Armando Cantina … Little Old Man
Freddy RodrÃguez … Mike Alonzo
Eva Longoria … Sylvia
Kenneth Choi … Fujimoto
Tammy Trull … Marta
Terry Crews … Darrell
Robert Dahey … Korean Clerk
When looking to cast a film, it’s just as important to hire the right actor as it is a good one. Sometimes an actor can surprise you, taking a character outside their range and making it their own, but just as often though, actors can be completely miscast, and despite their abilities, end up making a noble, but failing effort. Such is the case with Christian Bale in Director David Ayer’s Harsh Times. Playing an ex-military, streetwise hood trying to get into law enforcement, Bale’s charisma and intensity shines through, but the film’s South Central L.A. setting has the actor looking like a fish out of water, unable to adapt to the film around him.
Initially the film has much going for it, as Bale is able to go after his role of Jim Davis with much vigor. Paired with friend Mike Alonzo (Freddy RodrÃguez), the duo goes in search of employment, but initially finds only rejection and troubles of many sorts. Getting into the middle of gang scuffles and other mischief, the twosome displays a deep camaraderie despite Jim’s mean streak, seeded by years in combat. Unfortunately as the film’s running time reaches its midway point, the film’s problems start to really show.
The movie’s biggest flaws come from its script. While the story is interesting, the film’s dialogue is lacking and seems quite clichÃ©d. Jokes end up unfunny and Bale seems uncomfortable calling everyone “dog” every five seconds. While the story of Jim struggling with his inner demons is fascinating at times, the character is also such a scumbag underneath that it leaves you without anyone to really care about and root for. Bale gives the role his all, but the deficiencies in the film’s screenplay simply leave him out to dry to a point where the film becomes irredeemable.
Fairing better is Freddy RodrÃguez, but even his Mike goes too far, free loading off of his girlfriend (Eva Longoria), and deceiving her by making her think he is searching for a job while he and Jim go around and getting intoxicated instead. This again causes a situation where each of the characters we follow on this journey are so unlikable that we aren’t concerned with what happens to them. We hope that they will soon redeem themselves, but they are of such low character you stop caring about whether they’ll live or die.
Writer/Director David Ayer is competent, but not outstanding in anyway, trying to do something with an obvious low budget, and not quite being able to put the pieces together. Individually, the movie has moments that work, but overall the experience is disjointed with the dialogue hindering the film to a point where the movie becomes a beguiling experience. Not a total failure, Harsh Times is simply a mediocre experience because of miscasting and bad scripting.

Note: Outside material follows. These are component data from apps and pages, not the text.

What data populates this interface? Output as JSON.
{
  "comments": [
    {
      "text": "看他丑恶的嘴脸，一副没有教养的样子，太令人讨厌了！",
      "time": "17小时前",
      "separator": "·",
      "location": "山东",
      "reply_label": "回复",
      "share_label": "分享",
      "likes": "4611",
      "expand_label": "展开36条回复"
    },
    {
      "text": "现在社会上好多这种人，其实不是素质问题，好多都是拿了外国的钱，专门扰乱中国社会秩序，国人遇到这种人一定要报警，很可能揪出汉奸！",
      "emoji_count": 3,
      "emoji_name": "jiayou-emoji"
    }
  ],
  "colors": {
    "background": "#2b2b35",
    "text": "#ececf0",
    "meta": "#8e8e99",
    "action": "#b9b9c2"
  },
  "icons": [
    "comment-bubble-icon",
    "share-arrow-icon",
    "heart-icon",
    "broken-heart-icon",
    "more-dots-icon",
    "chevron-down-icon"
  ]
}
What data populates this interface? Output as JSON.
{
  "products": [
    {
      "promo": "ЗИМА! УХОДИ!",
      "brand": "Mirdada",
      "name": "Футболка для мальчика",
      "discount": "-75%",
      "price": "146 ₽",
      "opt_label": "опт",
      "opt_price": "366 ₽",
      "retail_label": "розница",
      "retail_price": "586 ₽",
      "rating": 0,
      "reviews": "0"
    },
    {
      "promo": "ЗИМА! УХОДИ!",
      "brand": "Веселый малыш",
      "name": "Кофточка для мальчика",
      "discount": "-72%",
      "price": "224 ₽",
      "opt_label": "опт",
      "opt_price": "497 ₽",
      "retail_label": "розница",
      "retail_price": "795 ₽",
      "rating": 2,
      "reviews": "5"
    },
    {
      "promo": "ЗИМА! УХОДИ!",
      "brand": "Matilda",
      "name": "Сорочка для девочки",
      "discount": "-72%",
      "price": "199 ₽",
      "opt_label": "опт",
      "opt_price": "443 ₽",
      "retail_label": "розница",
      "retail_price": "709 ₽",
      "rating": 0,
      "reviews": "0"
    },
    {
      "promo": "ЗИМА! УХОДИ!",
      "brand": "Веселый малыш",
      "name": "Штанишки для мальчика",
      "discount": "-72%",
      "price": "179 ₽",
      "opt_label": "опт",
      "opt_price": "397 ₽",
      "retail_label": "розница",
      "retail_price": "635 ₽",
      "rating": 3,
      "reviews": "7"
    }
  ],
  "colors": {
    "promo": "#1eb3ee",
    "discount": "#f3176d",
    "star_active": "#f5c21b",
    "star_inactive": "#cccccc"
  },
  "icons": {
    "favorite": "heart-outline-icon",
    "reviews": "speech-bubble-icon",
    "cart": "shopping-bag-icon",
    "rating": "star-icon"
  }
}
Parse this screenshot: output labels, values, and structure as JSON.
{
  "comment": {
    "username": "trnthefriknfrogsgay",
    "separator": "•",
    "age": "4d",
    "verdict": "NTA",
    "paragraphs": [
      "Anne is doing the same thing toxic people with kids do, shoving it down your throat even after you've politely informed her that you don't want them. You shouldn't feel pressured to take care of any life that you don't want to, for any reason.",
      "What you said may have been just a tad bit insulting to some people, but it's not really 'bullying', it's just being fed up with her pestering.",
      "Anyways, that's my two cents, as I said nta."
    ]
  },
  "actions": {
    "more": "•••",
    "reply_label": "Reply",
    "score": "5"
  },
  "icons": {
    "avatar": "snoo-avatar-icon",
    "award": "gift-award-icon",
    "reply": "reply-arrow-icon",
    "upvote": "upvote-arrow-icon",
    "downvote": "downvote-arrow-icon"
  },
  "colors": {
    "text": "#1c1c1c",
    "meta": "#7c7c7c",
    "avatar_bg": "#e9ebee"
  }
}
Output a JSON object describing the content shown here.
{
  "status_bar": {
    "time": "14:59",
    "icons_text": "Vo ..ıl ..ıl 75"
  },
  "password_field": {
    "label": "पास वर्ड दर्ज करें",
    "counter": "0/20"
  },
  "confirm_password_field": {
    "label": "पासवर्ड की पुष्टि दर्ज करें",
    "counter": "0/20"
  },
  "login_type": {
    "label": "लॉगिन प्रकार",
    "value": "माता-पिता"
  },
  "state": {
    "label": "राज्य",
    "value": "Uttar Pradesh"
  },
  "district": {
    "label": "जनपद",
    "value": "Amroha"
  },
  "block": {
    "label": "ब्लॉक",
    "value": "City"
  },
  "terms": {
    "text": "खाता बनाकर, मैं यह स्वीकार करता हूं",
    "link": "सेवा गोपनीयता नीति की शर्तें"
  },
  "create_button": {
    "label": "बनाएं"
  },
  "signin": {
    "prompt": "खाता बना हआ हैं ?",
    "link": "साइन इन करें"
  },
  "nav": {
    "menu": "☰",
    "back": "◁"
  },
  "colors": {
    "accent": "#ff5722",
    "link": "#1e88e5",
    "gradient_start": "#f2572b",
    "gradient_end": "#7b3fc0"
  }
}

Bale still leaves an impression, but Harsh Times is easily forgotten. Actually made two years ago, before the actor hit the A-list with Batman Begins, the movie will end up being a blip on a filmography that will surely go on to include many great works. Where the film may have good intentions, the execution is just too weak to recommend.
Overall, the print on this disc is nice. There seems to be no degradation and the colors are pretty crisp throughout. There’s some nice, gritty photography at times, and the picture is never too dark that you can’t tell what going on. The film is presented in Anamorphic Widescreen with an aspect ratio of 1.85: 1.
The Audio track is presented in Dolby Digital 5.1 and is also quite nice. There’s a good balance between dialogue and action, where neither is ever drowned out. Perhaps if some of the dialogue had been drowned out, the movie would have been a bit better.
SPECIAL FEATURES: Commentary, Deleted Scenes, Trailers
Commentary by Writer/Director David Ayer – This is actually a pretty nice commentary track, as Ayer isn’t really insightful, but is rather informative. He basically keeps talking the entire time, leaving no large gaps of time and is rather pleasant to listen to. The movie even seems a little better while he’s talking, but that has to do with not having to hear the movie’s bad lines.
Deleted Scenes – You get a few scenes, none of which are that crucial. The best of these scenes has Jim consoling Mike after a fight with his girlfriend. All in all, these are all pretty throwaway.
Trailers – You get several trailers, some of which are in Spanish.